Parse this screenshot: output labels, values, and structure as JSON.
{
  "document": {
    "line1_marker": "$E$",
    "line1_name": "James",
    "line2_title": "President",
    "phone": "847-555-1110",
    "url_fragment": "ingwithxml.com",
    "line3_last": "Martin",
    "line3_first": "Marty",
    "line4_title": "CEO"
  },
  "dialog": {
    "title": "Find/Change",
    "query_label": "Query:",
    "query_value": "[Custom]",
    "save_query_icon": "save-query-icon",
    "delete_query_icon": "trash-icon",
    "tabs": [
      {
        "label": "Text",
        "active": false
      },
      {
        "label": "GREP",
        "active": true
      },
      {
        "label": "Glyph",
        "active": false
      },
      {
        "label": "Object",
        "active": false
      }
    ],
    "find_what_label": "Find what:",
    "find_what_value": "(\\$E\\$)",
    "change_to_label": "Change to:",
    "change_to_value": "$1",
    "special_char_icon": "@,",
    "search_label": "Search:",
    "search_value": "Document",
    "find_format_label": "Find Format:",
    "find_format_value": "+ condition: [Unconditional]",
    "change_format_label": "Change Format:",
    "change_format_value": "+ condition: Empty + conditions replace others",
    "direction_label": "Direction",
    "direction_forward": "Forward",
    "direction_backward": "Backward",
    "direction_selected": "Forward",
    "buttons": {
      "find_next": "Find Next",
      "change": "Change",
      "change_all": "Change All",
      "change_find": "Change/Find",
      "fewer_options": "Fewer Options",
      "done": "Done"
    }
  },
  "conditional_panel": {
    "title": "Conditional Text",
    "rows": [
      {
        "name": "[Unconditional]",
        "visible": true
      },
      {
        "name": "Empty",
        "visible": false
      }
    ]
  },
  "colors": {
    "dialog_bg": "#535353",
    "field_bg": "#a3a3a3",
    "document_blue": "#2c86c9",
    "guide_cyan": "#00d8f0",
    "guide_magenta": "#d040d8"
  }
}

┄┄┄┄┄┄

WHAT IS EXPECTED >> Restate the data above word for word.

TASK SOLUTION >>
Parse this screenshot: output labels, values, and structure as JSON.
{
  "document": {
    "line1_marker": "$E$",
    "line1_name": "James",
    "line2_title": "President",
    "phone": "847-555-1110",
    "url_fragment": "ingwithxml.com",
    "line3_last": "Martin",
    "line3_first": "Marty",
    "line4_title": "CEO"
  },
  "dialog": {
    "title": "Find/Change",
    "query_label": "Query:",
    "query_value": "[Custom]",
    "save_query_icon": "save-query-icon",
    "delete_query_icon": "trash-icon",
    "tabs": [
      {
        "label": "Text",
        "active": false
      },
      {
        "label": "GREP",
        "active": true
      },
      {
        "label": "Glyph",
        "active": false
      },
      {
        "label": "Object",
        "active": false
      }
    ],
    "find_what_label": "Find what:",
    "find_what_value": "(\\$E\\$)",
    "change_to_label": "Change to:",
    "change_to_value": "$1",
    "special_char_icon": "@,",
    "search_label": "Search:",
    "search_value": "Document",
    "find_format_label": "Find Format:",
    "find_format_value": "+ condition: [Unconditional]",
    "change_format_label": "Change Format:",
    "change_format_value": "+ condition: Empty + conditions replace others",
    "direction_label": "Direction",
    "direction_forward": "Forward",
    "direction_backward": "Backward",
    "direction_selected": "Forward",
    "buttons": {
      "find_next": "Find Next",
      "change": "Change",
      "change_all": "Change All",
      "change_find": "Change/Find",
      "fewer_options": "Fewer Options",
      "done": "Done"
    }
  },
  "conditional_panel": {
    "title": "Conditional Text",
    "rows": [
      {
        "name": "[Unconditional]",
        "visible": true
      },
      {
        "name": "Empty",
        "visible": false
      }
    ]
  },
  "colors": {
    "dialog_bg": "#535353",
    "field_bg": "#a3a3a3",
    "document_blue": "#2c86c9",
    "guide_cyan": "#00d8f0",
    "guide_magenta": "#d040d8"
  }
}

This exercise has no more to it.